Although some Greeks (as can be seen in Aeschylus's play The Persianssaw the Persian Wars as a struggle between democracies and monarchies, or between freedom and slavery, these wars were truly about power.
By the mid-sixth century BCE, the Persian Empire and the Greek city states had grown enough that they came in contact with one another. Greek city states in Asia Minor fell under the control of the Persians. In 499 BCE, though, some of these city states rebelled, trying to become independent from Persia. The Athenians helped these rebellions along, which led to Darius's decision to invade mainland Greece.

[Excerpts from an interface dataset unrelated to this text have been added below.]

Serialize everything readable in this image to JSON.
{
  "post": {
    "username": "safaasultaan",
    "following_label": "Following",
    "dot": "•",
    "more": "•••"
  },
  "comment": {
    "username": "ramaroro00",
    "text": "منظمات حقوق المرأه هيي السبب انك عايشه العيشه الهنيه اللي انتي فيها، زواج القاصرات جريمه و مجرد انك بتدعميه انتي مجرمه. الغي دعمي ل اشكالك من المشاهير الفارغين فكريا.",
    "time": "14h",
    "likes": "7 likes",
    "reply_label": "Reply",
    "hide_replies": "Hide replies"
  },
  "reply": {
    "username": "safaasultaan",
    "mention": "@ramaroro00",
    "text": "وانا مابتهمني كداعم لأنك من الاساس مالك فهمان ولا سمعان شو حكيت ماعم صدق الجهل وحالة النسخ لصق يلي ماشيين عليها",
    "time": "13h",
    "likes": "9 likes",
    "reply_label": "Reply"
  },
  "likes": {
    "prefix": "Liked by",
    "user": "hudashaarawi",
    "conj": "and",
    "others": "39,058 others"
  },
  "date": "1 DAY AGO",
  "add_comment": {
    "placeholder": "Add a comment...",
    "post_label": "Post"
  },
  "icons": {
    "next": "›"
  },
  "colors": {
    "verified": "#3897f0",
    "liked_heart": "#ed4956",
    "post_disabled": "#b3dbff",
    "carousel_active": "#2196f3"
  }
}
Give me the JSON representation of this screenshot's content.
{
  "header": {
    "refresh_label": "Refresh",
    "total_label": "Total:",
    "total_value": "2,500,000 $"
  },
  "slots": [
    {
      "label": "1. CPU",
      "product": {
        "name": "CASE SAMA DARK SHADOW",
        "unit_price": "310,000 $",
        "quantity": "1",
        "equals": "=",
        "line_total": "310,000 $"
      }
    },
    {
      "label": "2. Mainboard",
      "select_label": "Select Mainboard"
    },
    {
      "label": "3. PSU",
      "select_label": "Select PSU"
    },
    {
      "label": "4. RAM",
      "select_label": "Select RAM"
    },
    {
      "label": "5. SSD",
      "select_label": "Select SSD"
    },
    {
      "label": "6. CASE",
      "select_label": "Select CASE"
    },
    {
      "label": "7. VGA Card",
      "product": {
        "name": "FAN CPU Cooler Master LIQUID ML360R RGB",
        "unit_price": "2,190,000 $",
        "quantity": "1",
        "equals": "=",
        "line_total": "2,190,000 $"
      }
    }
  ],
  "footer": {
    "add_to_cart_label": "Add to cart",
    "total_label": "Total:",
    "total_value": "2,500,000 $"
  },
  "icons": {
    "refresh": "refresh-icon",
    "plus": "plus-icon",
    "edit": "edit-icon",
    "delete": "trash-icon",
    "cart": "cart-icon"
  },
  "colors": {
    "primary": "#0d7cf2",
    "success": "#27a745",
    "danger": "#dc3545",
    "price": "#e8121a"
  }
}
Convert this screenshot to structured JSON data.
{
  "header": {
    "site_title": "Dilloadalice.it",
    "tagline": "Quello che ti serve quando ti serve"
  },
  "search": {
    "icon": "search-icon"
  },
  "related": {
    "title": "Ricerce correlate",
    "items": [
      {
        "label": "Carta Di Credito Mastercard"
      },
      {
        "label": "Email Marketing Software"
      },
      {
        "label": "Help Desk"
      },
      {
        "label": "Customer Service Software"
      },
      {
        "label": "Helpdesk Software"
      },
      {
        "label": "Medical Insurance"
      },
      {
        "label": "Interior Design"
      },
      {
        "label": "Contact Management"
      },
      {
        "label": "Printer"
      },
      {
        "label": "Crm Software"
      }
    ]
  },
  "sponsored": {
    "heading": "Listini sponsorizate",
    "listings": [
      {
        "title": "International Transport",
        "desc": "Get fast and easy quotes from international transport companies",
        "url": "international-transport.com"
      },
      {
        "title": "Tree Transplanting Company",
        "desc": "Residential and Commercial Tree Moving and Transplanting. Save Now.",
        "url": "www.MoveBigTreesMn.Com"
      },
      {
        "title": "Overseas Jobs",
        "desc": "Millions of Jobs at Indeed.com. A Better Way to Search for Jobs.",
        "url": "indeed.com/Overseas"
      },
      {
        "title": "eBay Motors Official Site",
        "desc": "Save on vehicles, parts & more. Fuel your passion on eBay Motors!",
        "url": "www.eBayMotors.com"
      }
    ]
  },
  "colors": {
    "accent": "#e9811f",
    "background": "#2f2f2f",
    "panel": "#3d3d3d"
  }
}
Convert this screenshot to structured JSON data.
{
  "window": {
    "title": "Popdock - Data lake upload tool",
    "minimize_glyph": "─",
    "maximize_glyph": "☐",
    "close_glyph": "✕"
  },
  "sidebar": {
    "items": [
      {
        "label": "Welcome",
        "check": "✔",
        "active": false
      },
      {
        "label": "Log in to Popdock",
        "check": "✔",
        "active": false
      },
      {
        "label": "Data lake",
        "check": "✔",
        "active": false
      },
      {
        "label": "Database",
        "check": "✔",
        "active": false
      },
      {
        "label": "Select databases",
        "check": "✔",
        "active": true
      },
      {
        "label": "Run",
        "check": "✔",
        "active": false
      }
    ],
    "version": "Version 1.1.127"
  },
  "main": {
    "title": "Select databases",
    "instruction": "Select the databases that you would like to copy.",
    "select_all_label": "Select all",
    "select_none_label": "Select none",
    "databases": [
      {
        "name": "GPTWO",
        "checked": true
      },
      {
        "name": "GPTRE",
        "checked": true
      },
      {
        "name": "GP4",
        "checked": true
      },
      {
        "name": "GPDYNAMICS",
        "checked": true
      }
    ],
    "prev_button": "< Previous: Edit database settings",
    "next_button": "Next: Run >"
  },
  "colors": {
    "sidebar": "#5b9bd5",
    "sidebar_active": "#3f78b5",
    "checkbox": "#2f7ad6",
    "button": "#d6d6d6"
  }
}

Thus, the real basis for the war was a desire for power and a degree of what we might call nationalism. Greeks came to the aid of other Greeks and then the Greeks and the Persians fought in an attempt to establish whether Greece would come to be dominated by Persia. This was not really a war about democracy resisting tyranny. Instead, it was about one state trying to conquer another group of states. In other words, it was about power.